“Unlike the certainty of death, legacy is an open question,” Jill Magid says towards the start of “The Proposal,” her beguiling exploration of the historical implications of what happens when art is privatized through a three-year bid to wrestle access from the Swiss conglomerate Vitra to the archives of architect Luis Barragán. Through a strange yet likely common chain of events for those who can afford to buy the copyright of an artist’s work, an archive that includes 13,500 drawings and 7,500 photos that illuminate the evolution of one of Mexico’s most preeminent architects passed from one of his closest confidants, who inherited the collection upon his death in 1988, to a New York-based gallerist who assumed it on consignment, who then sold it to Vitra, who trademarked Barragán’s name and touted plans to make it available to its campus of aspiring architects and keep his legacy alive. Yet 20 years later, Barragán’s archive remains closed with his memory diminished a little more each year as Vitra keeps the collection under wraps and threatening legal action for anyone wanting to highlight his work.
By the pleasant tone Magid takes in writing to Federica Zanco, who oversees the Barragán Foundation at Vitra, which she reads aloud in the opening minutes of “The Proposal,” you’d think relations were cordial between the two, but make no mistake, “The Proposal” is an act of rebellion, not just against Vitra and their ilk (in case you’re wondering why some of your favorite older films never screen at your local rep house, this film proves enlightening), but in artfully responding to a situation usually defined in dollars alone. Finding the middle ground between personal cinematic essay and experiential documentary, Magid creates something singular in expressing her personal frustrations, knowing this purgatory of cultural erasure could one day be where her own work ends up, while allowing the audience to have their own personal experience of Barragán’s work, preserving it in the only way she can – by spending time in the places he’s been where he spent his formative years and his buildings still stand tall, allowing the images to speak for themselves while largely getting out of the way.

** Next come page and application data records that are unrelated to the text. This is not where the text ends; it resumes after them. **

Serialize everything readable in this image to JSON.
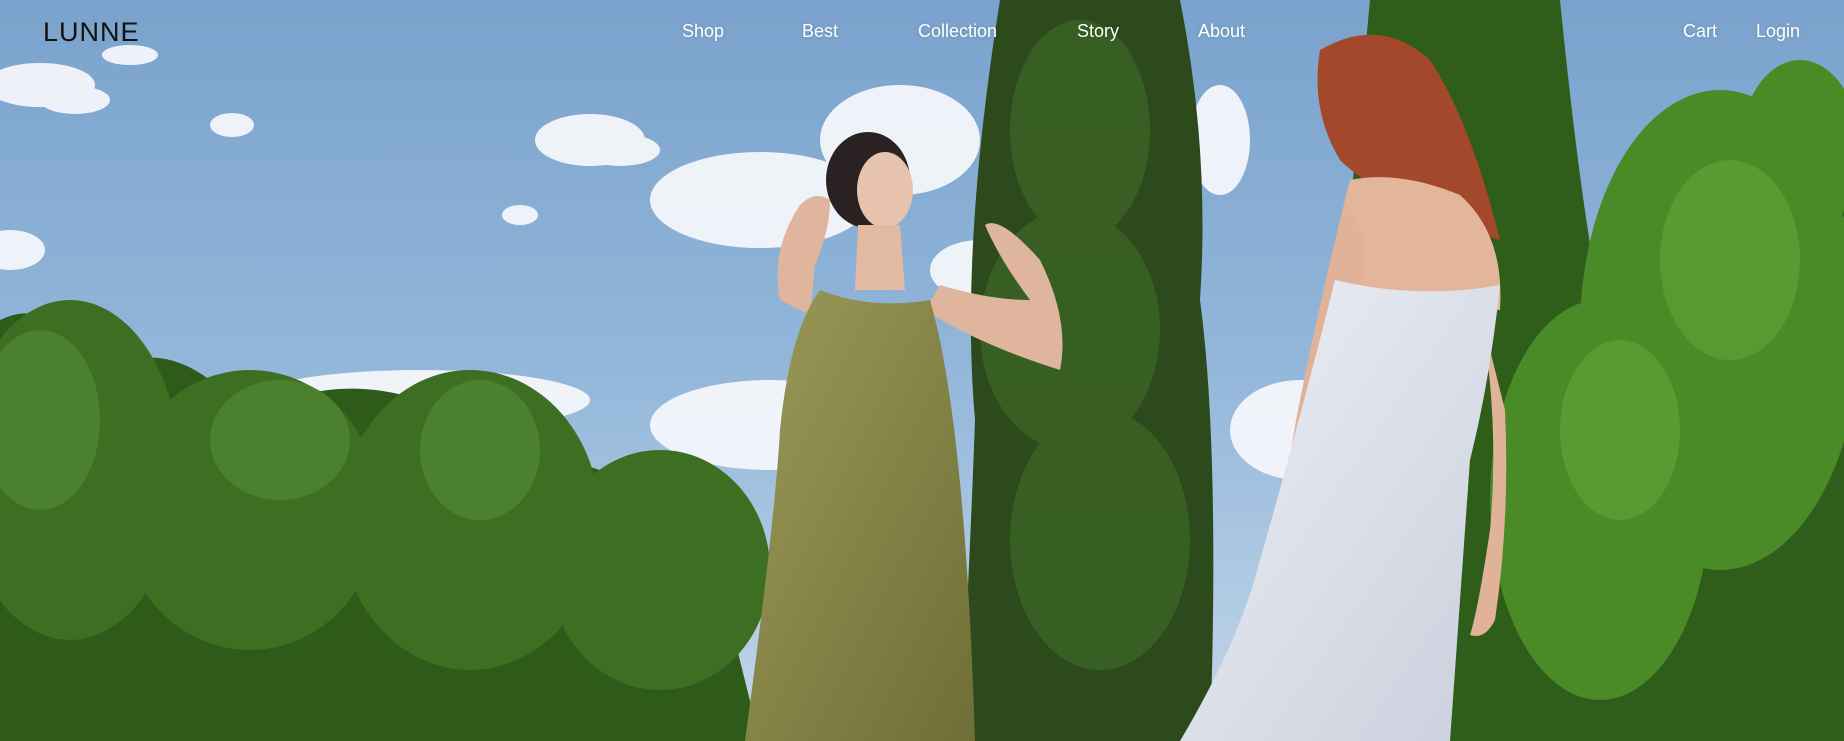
{
  "brand": {
    "logo_text": "LUNNE"
  },
  "nav": {
    "items": [
      {
        "label": "Shop"
      },
      {
        "label": "Best"
      },
      {
        "label": "Collection"
      },
      {
        "label": "Story"
      },
      {
        "label": "About"
      }
    ]
  },
  "utility": {
    "cart_label": "Cart",
    "login_label": "Login"
  },
  "colors": {
    "nav_text": "#ffffff",
    "logo_text": "#111111",
    "sky": "#8fb3d8",
    "foliage": "#2f5a1c",
    "olive_dress": "#8c8a4c",
    "white_dress": "#dfe3ec",
    "hair_red": "#a3482a"
  }
}
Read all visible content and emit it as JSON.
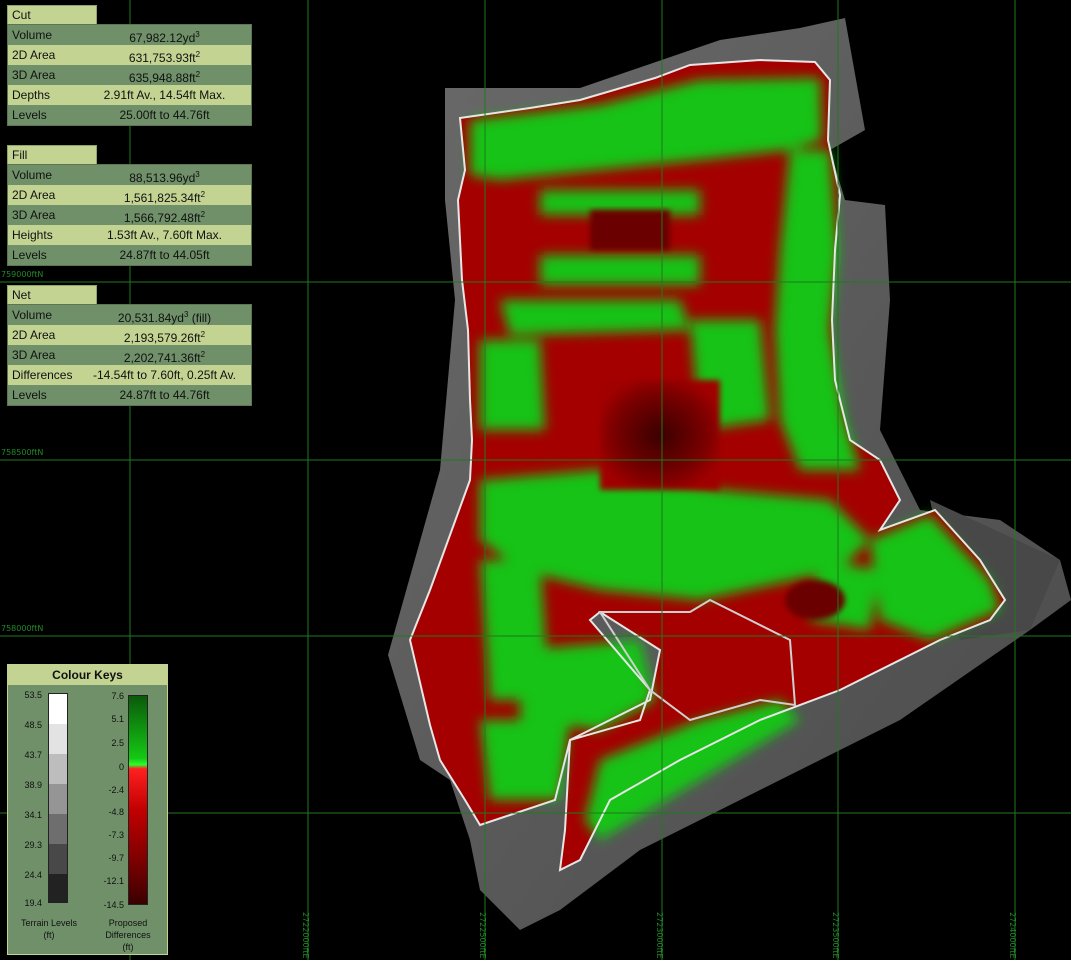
{
  "panels": [
    {
      "name": "Cut",
      "rows": [
        {
          "label": "Volume",
          "value": "67,982.12yd",
          "sup": "3"
        },
        {
          "label": "2D Area",
          "value": "631,753.93ft",
          "sup": "2"
        },
        {
          "label": "3D Area",
          "value": "635,948.88ft",
          "sup": "2"
        },
        {
          "label": "Depths",
          "value": "2.91ft Av., 14.54ft Max.",
          "sup": ""
        },
        {
          "label": "Levels",
          "value": "25.00ft to 44.76ft",
          "sup": ""
        }
      ]
    },
    {
      "name": "Fill",
      "rows": [
        {
          "label": "Volume",
          "value": "88,513.96yd",
          "sup": "3"
        },
        {
          "label": "2D Area",
          "value": "1,561,825.34ft",
          "sup": "2"
        },
        {
          "label": "3D Area",
          "value": "1,566,792.48ft",
          "sup": "2"
        },
        {
          "label": "Heights",
          "value": "1.53ft Av., 7.60ft Max.",
          "sup": ""
        },
        {
          "label": "Levels",
          "value": "24.87ft to 44.05ft",
          "sup": ""
        }
      ]
    },
    {
      "name": "Net",
      "rows": [
        {
          "label": "Volume",
          "value": "20,531.84yd",
          "sup": "3",
          "suffix": " (fill)"
        },
        {
          "label": "2D Area",
          "value": "2,193,579.26ft",
          "sup": "2"
        },
        {
          "label": "3D Area",
          "value": "2,202,741.36ft",
          "sup": "2"
        },
        {
          "label": "Differences",
          "value": "-14.54ft to 7.60ft, 0.25ft Av.",
          "sup": ""
        },
        {
          "label": "Levels",
          "value": "24.87ft to 44.76ft",
          "sup": ""
        }
      ]
    }
  ],
  "grid_labels": {
    "northing": [
      "759000ftN",
      "758500ftN",
      "758000ftN"
    ],
    "easting": [
      "2722000ftE",
      "2722500ftE",
      "2723000ftE",
      "2723500ftE",
      "2724000ftE"
    ]
  },
  "colour_keys": {
    "title": "Colour Keys",
    "terrain_ticks": [
      "53.5",
      "48.5",
      "43.7",
      "38.9",
      "34.1",
      "29.3",
      "24.4",
      "19.4"
    ],
    "terrain_caption_1": "Terrain Levels",
    "terrain_caption_2": "(ft)",
    "diff_ticks": [
      "7.6",
      "5.1",
      "2.5",
      "0",
      "-2.4",
      "-4.8",
      "-7.3",
      "-9.7",
      "-12.1",
      "-14.5"
    ],
    "diff_caption_1": "Proposed",
    "diff_caption_2": "Differences",
    "diff_caption_3": "(ft)"
  },
  "colors": {
    "cut": "#a80000",
    "fill": "#14c814",
    "grid": "#1e7a1e",
    "panel_light": "#c3d392",
    "panel_dark": "#6f9068"
  }
}
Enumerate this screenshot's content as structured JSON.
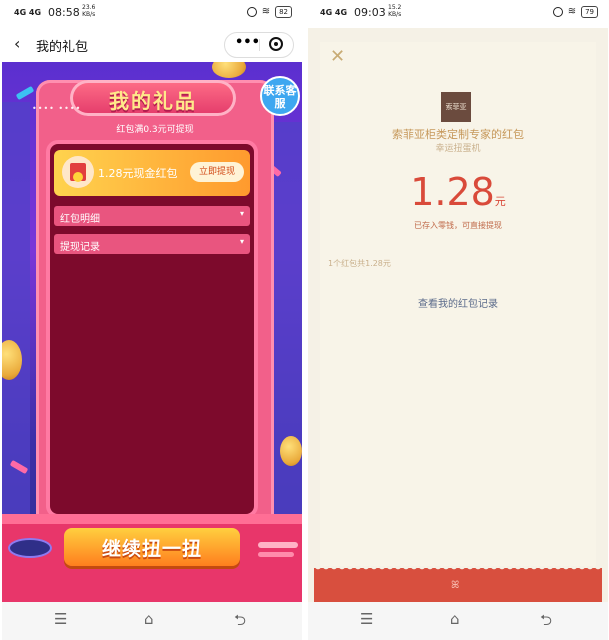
{
  "left": {
    "status": {
      "signal": "4G 4G",
      "time": "08:58",
      "speed_value": "23.6",
      "speed_unit": "KB/s",
      "wifi": "≋",
      "battery": "82"
    },
    "nav": {
      "back": "‹",
      "title": "我的礼包",
      "more": "•••"
    },
    "game": {
      "title": "我的礼品",
      "customer_service": "联系客服",
      "subtitle": "红包满0.3元可提现",
      "cash_card_label": "1.28元现金红包",
      "withdraw_button": "立即提现",
      "dropdowns": [
        {
          "label": "红包明细"
        },
        {
          "label": "提现记录"
        }
      ],
      "caret": "▾",
      "spin_button": "继续扭一扭",
      "deco_dots": "•••• ••••"
    }
  },
  "right": {
    "status": {
      "signal": "4G 4G",
      "time": "09:03",
      "speed_value": "15.2",
      "speed_unit": "KB/s",
      "wifi": "≋",
      "battery": "79"
    },
    "packet": {
      "close": "✕",
      "logo_text": "索菲亚",
      "title": "索菲亚柜类定制专家的红包",
      "subtitle": "幸运扭蛋机",
      "amount": "1.28",
      "unit": "元",
      "note": "已存入零钱，可直接提现",
      "count": "1个红包共1.28元",
      "link": "查看我的红包记录",
      "bottom_icon": "ꕤ"
    }
  },
  "sysnav": {
    "menu": "☰",
    "home": "⌂",
    "back": "⮌"
  },
  "colors": {
    "accent_red": "#d94a3a",
    "game_purple": "#5b2fcf",
    "frame_pink": "#f2608a",
    "gold": "#ffd34e"
  }
}
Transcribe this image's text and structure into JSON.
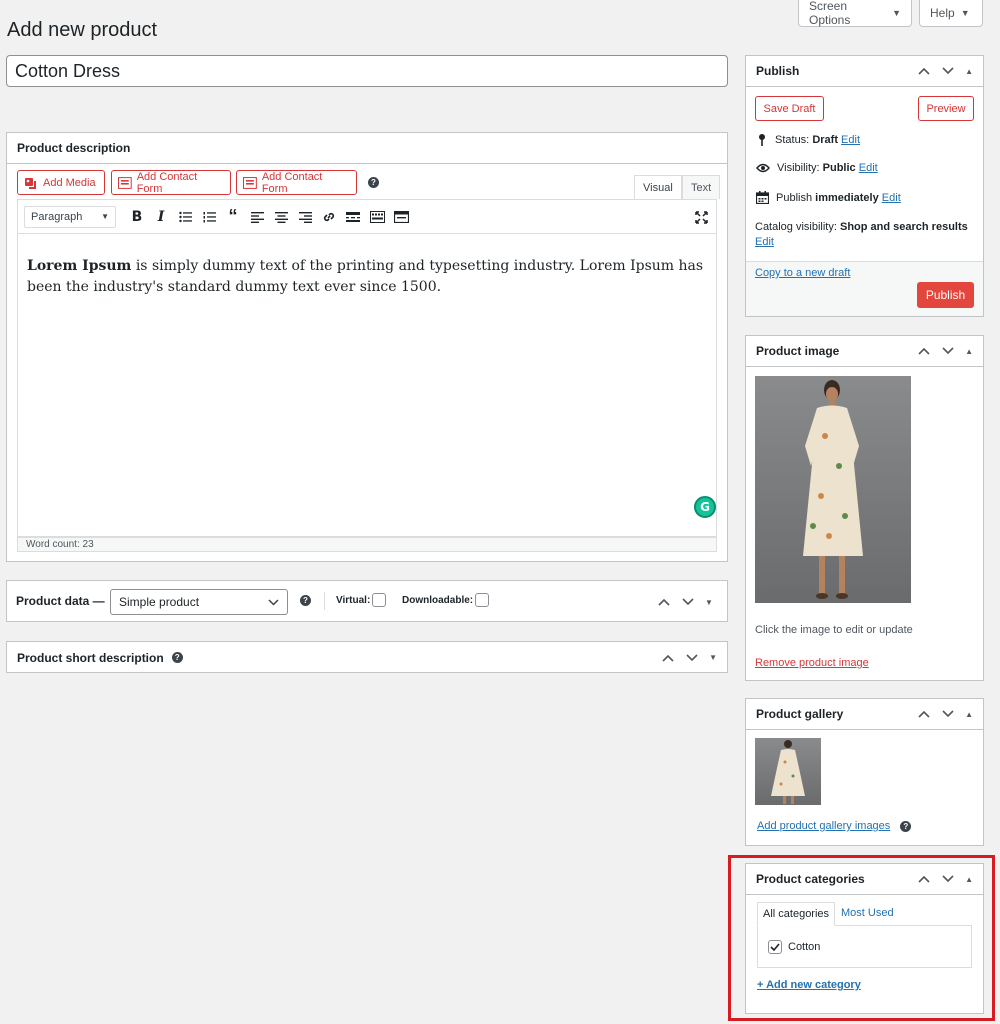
{
  "header": {
    "screen_options": "Screen Options",
    "help": "Help",
    "page_title": "Add new product"
  },
  "title_input": {
    "value": "Cotton Dress"
  },
  "description": {
    "heading": "Product description",
    "add_media": "Add Media",
    "add_contact_form_1": "Add Contact Form",
    "add_contact_form_2": "Add Contact Form",
    "tab_visual": "Visual",
    "tab_text": "Text",
    "format_select": "Paragraph",
    "content_bold": "Lorem Ipsum",
    "content_rest": " is simply dummy text of the printing and typesetting industry. Lorem Ipsum has been the industry's standard dummy text ever since 1500.",
    "word_count": "Word count: 23"
  },
  "product_data": {
    "label": "Product data —",
    "type_select": "Simple product",
    "virtual": "Virtual:",
    "downloadable": "Downloadable:"
  },
  "short_description": {
    "heading": "Product short description"
  },
  "publish": {
    "heading": "Publish",
    "save_draft": "Save Draft",
    "preview": "Preview",
    "status_label": "Status:",
    "status_value": "Draft",
    "visibility_label": "Visibility:",
    "visibility_value": "Public",
    "publish_label": "Publish",
    "publish_value": "immediately",
    "edit": "Edit",
    "catalog_label": "Catalog visibility:",
    "catalog_value": "Shop and search results",
    "copy_draft": "Copy to a new draft",
    "publish_button": "Publish"
  },
  "product_image": {
    "heading": "Product image",
    "caption": "Click the image to edit or update",
    "remove": "Remove product image"
  },
  "product_gallery": {
    "heading": "Product gallery",
    "add_images": "Add product gallery images"
  },
  "product_categories": {
    "heading": "Product categories",
    "tab_all": "All categories",
    "tab_most_used": "Most Used",
    "items": [
      {
        "label": "Cotton",
        "checked": true
      }
    ],
    "add_new": "+ Add new category"
  },
  "colors": {
    "accent_red": "#d63638",
    "publish_bg": "#e2463c",
    "link": "#2271b1",
    "highlight": "#d81b21"
  }
}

To make such a treatment work, cinematographer Jarred Alterman’s compositions considers space the way Barragán might and T. Griffin’s stirring low-key score underlines not only the place, but the culture Magid finds herself in, whether it’s in the warmer environs of Tacubaya, Mexico where Barragán’s smaller personal archive, which remains untouched by Vitra, is housed or the cooler St. Gallen, Switzerland where Magid invites Zanco to an exhibit inspired by Barragán’s work. A bracing formal audacity compliments Magid’s ambitions onscreen, embarking on a scheme that Sacha Baron Cohen or Nathan Fielder would be envious of as “The Proposal” wears on, with a perversely logical plan, absurdly meticulous in detail to match the absurdity of the circumstances, to convince Zanco to allow her access to the archive. Magid disarms with her intimate use of her voice, relaying her correspondence with Zanco where her earnest requests are met with gently condescending responses, bringing a knowing grin to anyone who’s had to deal with a bureaucracy operating with empty diplomacy to avoid true interaction, and when combined with the slight sense of aesthetic abstraction, she gorgeously conveys the inherently personal nature of her quest and the sense that what she’s after is far more intangible than just some boxes of photographs and drawings. However, even if it’s the fear of being forgotten that drives her, she’s made a film in “The Proposal” that’s impossible to shake.